Return the data below in full, exactly as it stands.

*** Excerpted records

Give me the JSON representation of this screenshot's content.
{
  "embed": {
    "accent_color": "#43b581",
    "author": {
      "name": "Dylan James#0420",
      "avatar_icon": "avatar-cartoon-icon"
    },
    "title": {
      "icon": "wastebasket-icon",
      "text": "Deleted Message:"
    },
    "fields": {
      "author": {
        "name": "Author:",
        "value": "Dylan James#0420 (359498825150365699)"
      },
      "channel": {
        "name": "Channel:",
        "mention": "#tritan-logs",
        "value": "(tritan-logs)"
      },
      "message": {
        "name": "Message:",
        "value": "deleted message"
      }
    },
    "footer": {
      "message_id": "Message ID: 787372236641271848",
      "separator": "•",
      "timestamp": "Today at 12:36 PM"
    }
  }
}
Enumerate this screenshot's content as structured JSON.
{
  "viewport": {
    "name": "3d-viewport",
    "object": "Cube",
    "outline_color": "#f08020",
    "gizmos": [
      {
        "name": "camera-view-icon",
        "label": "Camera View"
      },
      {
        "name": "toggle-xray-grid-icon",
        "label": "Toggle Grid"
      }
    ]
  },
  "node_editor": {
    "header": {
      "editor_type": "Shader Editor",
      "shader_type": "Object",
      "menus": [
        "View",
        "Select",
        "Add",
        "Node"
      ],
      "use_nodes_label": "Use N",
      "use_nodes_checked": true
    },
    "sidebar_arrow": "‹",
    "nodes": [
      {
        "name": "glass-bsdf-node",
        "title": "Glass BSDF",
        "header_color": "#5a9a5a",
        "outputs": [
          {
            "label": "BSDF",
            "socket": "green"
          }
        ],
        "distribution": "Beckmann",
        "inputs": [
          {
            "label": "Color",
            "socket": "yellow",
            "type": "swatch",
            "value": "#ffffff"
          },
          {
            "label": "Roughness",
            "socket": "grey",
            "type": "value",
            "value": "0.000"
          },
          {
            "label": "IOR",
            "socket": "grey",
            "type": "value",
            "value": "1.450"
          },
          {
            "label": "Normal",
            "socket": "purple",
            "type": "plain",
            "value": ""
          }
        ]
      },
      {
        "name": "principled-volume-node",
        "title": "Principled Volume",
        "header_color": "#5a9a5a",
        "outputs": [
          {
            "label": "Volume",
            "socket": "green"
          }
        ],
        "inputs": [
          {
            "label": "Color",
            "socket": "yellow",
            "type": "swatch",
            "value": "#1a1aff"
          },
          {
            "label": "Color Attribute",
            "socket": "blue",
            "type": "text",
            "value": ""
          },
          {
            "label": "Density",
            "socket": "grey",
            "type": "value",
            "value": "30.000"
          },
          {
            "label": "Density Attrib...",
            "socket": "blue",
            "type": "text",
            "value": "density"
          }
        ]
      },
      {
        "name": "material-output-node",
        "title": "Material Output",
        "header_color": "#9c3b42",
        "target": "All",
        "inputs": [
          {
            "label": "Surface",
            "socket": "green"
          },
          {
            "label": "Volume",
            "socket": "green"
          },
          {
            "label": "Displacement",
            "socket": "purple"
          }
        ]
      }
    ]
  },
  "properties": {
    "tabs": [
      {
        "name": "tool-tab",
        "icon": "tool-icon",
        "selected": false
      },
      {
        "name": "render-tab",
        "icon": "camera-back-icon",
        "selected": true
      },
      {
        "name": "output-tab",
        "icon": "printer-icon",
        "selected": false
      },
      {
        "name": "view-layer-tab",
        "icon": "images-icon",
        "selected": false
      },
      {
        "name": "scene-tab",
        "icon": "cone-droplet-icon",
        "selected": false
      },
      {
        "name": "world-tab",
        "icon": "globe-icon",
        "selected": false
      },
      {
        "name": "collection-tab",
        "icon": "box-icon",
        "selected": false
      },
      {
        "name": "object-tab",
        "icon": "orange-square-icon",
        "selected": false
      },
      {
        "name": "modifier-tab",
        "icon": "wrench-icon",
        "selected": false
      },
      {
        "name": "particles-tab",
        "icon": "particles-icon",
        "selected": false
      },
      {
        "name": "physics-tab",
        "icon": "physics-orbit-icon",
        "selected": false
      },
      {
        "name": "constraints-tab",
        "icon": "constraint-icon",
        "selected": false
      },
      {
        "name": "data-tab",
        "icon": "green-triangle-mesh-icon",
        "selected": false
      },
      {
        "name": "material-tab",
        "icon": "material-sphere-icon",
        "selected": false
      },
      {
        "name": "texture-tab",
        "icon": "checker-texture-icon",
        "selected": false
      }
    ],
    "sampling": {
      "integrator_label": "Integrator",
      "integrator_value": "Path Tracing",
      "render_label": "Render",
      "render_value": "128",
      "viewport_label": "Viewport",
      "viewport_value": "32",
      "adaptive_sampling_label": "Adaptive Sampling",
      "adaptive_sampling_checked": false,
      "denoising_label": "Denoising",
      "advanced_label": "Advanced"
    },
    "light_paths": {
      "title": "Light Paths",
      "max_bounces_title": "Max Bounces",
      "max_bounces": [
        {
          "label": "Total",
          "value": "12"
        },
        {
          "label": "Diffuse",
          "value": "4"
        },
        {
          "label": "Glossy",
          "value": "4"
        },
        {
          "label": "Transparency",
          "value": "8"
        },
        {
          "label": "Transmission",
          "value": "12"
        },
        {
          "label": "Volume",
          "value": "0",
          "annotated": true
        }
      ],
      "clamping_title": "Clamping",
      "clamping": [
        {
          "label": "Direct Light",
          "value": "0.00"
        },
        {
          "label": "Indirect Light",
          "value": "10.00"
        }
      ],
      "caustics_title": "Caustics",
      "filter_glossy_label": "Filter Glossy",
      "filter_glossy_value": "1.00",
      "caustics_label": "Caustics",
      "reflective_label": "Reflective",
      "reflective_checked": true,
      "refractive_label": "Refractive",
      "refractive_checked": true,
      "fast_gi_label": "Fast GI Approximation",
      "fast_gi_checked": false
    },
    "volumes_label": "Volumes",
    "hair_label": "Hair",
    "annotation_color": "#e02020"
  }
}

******

■ Your response
Give me the JSON representation of this screenshot's content.
{
  "embed": {
    "accent_color": "#43b581",
    "author": {
      "name": "Dylan James#0420",
      "avatar_icon": "avatar-cartoon-icon"
    },
    "title": {
      "icon": "wastebasket-icon",
      "text": "Deleted Message:"
    },
    "fields": {
      "author": {
        "name": "Author:",
        "value": "Dylan James#0420 (359498825150365699)"
      },
      "channel": {
        "name": "Channel:",
        "mention": "#tritan-logs",
        "value": "(tritan-logs)"
      },
      "message": {
        "name": "Message:",
        "value": "deleted message"
      }
    },
    "footer": {
      "message_id": "Message ID: 787372236641271848",
      "separator": "•",
      "timestamp": "Today at 12:36 PM"
    }
  }
}
Enumerate this screenshot's content as structured JSON.
{
  "viewport": {
    "name": "3d-viewport",
    "object": "Cube",
    "outline_color": "#f08020",
    "gizmos": [
      {
        "name": "camera-view-icon",
        "label": "Camera View"
      },
      {
        "name": "toggle-xray-grid-icon",
        "label": "Toggle Grid"
      }
    ]
  },
  "node_editor": {
    "header": {
      "editor_type": "Shader Editor",
      "shader_type": "Object",
      "menus": [
        "View",
        "Select",
        "Add",
        "Node"
      ],
      "use_nodes_label": "Use N",
      "use_nodes_checked": true
    },
    "sidebar_arrow": "‹",
    "nodes": [
      {
        "name": "glass-bsdf-node",
        "title": "Glass BSDF",
        "header_color": "#5a9a5a",
        "outputs": [
          {
            "label": "BSDF",
            "socket": "green"
          }
        ],
        "distribution": "Beckmann",
        "inputs": [
          {
            "label": "Color",
            "socket": "yellow",
            "type": "swatch",
            "value": "#ffffff"
          },
          {
            "label": "Roughness",
            "socket": "grey",
            "type": "value",
            "value": "0.000"
          },
          {
            "label": "IOR",
            "socket": "grey",
            "type": "value",
            "value": "1.450"
          },
          {
            "label": "Normal",
            "socket": "purple",
            "type": "plain",
            "value": ""
          }
        ]
      },
      {
        "name": "principled-volume-node",
        "title": "Principled Volume",
        "header_color": "#5a9a5a",
        "outputs": [
          {
            "label": "Volume",
            "socket": "green"
          }
        ],
        "inputs": [
          {
            "label": "Color",
            "socket": "yellow",
            "type": "swatch",
            "value": "#1a1aff"
          },
          {
            "label": "Color Attribute",
            "socket": "blue",
            "type": "text",
            "value": ""
          },
          {
            "label": "Density",
            "socket": "grey",
            "type": "value",
            "value": "30.000"
          },
          {
            "label": "Density Attrib...",
            "socket": "blue",
            "type": "text",
            "value": "density"
          }
        ]
      },
      {
        "name": "material-output-node",
        "title": "Material Output",
        "header_color": "#9c3b42",
        "target": "All",
        "inputs": [
          {
            "label": "Surface",
            "socket": "green"
          },
          {
            "label": "Volume",
            "socket": "green"
          },
          {
            "label": "Displacement",
            "socket": "purple"
          }
        ]
      }
    ]
  },
  "properties": {
    "tabs": [
      {
        "name": "tool-tab",
        "icon": "tool-icon",
        "selected": false
      },
      {
        "name": "render-tab",
        "icon": "camera-back-icon",
        "selected": true
      },
      {
        "name": "output-tab",
        "icon": "printer-icon",
        "selected": false
      },
      {
        "name": "view-layer-tab",
        "icon": "images-icon",
        "selected": false
      },
      {
        "name": "scene-tab",
        "icon": "cone-droplet-icon",
        "selected": false
      },
      {
        "name": "world-tab",
        "icon": "globe-icon",
        "selected": false
      },
      {
        "name": "collection-tab",
        "icon": "box-icon",
        "selected": false
      },
      {
        "name": "object-tab",
        "icon": "orange-square-icon",
        "selected": false
      },
      {
        "name": "modifier-tab",
        "icon": "wrench-icon",
        "selected": false
      },
      {
        "name": "particles-tab",
        "icon": "particles-icon",
        "selected": false
      },
      {
        "name": "physics-tab",
        "icon": "physics-orbit-icon",
        "selected": false
      },
      {
        "name": "constraints-tab",
        "icon": "constraint-icon",
        "selected": false
      },
      {
        "name": "data-tab",
        "icon": "green-triangle-mesh-icon",
        "selected": false
      },
      {
        "name": "material-tab",
        "icon": "material-sphere-icon",
        "selected": false
      },
      {
        "name": "texture-tab",
        "icon": "checker-texture-icon",
        "selected": false
      }
    ],
    "sampling": {
      "integrator_label": "Integrator",
      "integrator_value": "Path Tracing",
      "render_label": "Render",
      "render_value": "128",
      "viewport_label": "Viewport",
      "viewport_value": "32",
      "adaptive_sampling_label": "Adaptive Sampling",
      "adaptive_sampling_checked": false,
      "denoising_label": "Denoising",
      "advanced_label": "Advanced"
    },
    "light_paths": {
      "title": "Light Paths",
      "max_bounces_title": "Max Bounces",
      "max_bounces": [
        {
          "label": "Total",
          "value": "12"
        },
        {
          "label": "Diffuse",
          "value": "4"
        },
        {
          "label": "Glossy",
          "value": "4"
        },
        {
          "label": "Transparency",
          "value": "8"
        },
        {
          "label": "Transmission",
          "value": "12"
        },
        {
          "label": "Volume",
          "value": "0",
          "annotated": true
        }
      ],
      "clamping_title": "Clamping",
      "clamping": [
        {
          "label": "Direct Light",
          "value": "0.00"
        },
        {
          "label": "Indirect Light",
          "value": "10.00"
        }
      ],
      "caustics_title": "Caustics",
      "filter_glossy_label": "Filter Glossy",
      "filter_glossy_value": "1.00",
      "caustics_label": "Caustics",
      "reflective_label": "Reflective",
      "reflective_checked": true,
      "refractive_label": "Refractive",
      "refractive_checked": true,
      "fast_gi_label": "Fast GI Approximation",
      "fast_gi_checked": false
    },
    "volumes_label": "Volumes",
    "hair_label": "Hair",
    "annotation_color": "#e02020"
  }
}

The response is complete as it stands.